Easily and safely manage your site’s redirects the WordPress way. There are many redirect plugins available. Most of them store redirects in the options table or in custom tables. Most of them provide tons of unnecessary options. Some of them have serious performance implications (404 error logging). Safe Redirect Manager stores redirects as Custom Post Types. This makes your data portable and your website scalable. Safe Redirect Manager is built to handle enterprise level traffic and is used on major publishing websites. The plugin comes with only what you need following the WordPress mantra, decisions not options. Actions and filters make the plugin very extensible.
Fork the plugin on GitHub.
There are no overarching settings for this plugin. To manage redirects, navigate to the administration panel (“Tools” > “Safe Redirect Manager”).
Each redirect contains a few fields that you can utilize:
This should be a path relative to the root of your WordPress installation. When someone visits your site with a path that matches this one, a redirect will occur. If your site is located at
http://example.com/wp/ and you wanted to redirect
http://example.com, your “Redirect From” would be
Clicking the “Enable Regex” checkbox allows you to use regular expressions in your path. There are many great tutorials on regular expressions.
You can also use wildcards in your “Redirect From” paths. By adding an
* at the end of a URL, your redirect will match any request that starts with your “Redirect From”. Wildcards support replacements. This means if you have a wildcard in your from path that matches a string, you can have that string replace a wildcard character in your “Redirect To” path. For example, if your “Redirect From” is
/test/*, your “Redirect To” is
http://google.com/*, and the requested path is
/test/string, the user would be redirect to
This should be a path (i.e.
/test) or a URL (i.e.
http://example.com/wp/test). If a requested path matches “Redirect From”, they will be redirected here. “Redirect To” supports wildcard and regular expression replacements.
“HTTP Status Code”
HTTP status codes are numbers that contain information about a request (i.e. whether it was successful, unauthorized, not found, etc). You should almost always use either 302 (temporarily moved) or 301 (permanently moved).

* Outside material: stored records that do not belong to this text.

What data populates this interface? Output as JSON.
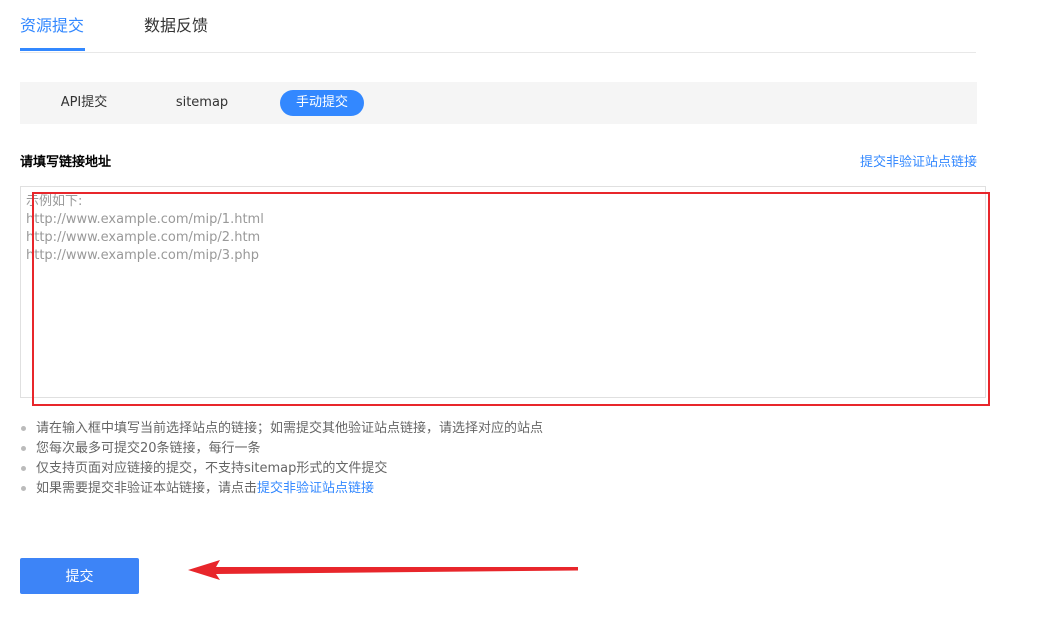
{
  "tabs": [
    {
      "label": "资源提交",
      "active": true
    },
    {
      "label": "数据反馈",
      "active": false
    }
  ],
  "subtabs": [
    {
      "label": "API提交",
      "active": false
    },
    {
      "label": "sitemap",
      "active": false
    },
    {
      "label": "手动提交",
      "active": true
    }
  ],
  "form": {
    "label": "请填写链接地址",
    "unverified_link": "提交非验证站点链接",
    "placeholder": "示例如下:\nhttp://www.example.com/mip/1.html\nhttp://www.example.com/mip/2.htm\nhttp://www.example.com/mip/3.php",
    "value": ""
  },
  "notes": {
    "items": [
      "请在输入框中填写当前选择站点的链接；如需提交其他验证站点链接，请选择对应的站点",
      "您每次最多可提交20条链接，每行一条",
      "仅支持页面对应链接的提交，不支持sitemap形式的文件提交"
    ],
    "last_prefix": "如果需要提交非验证本站链接，请点击",
    "last_link": "提交非验证站点链接"
  },
  "submit_label": "提交",
  "colors": {
    "accent": "#3388ff",
    "annotation_red": "#e8262b"
  }
}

- Redirects are cached using the Transients API. Cache busts occur when redirects are added, updated, and deleted so you shouldn’t be serving stale redirects.
- By default the plugin only allows at most 1000 redirects to prevent performance issues. There is a filter
srm_max_redirectsthat you can utilize to up this number.
- “Redirect From” and requested paths are case insensitive by default.
- Developers can use
srm_additional_status_codesfilter to add status codes if needed.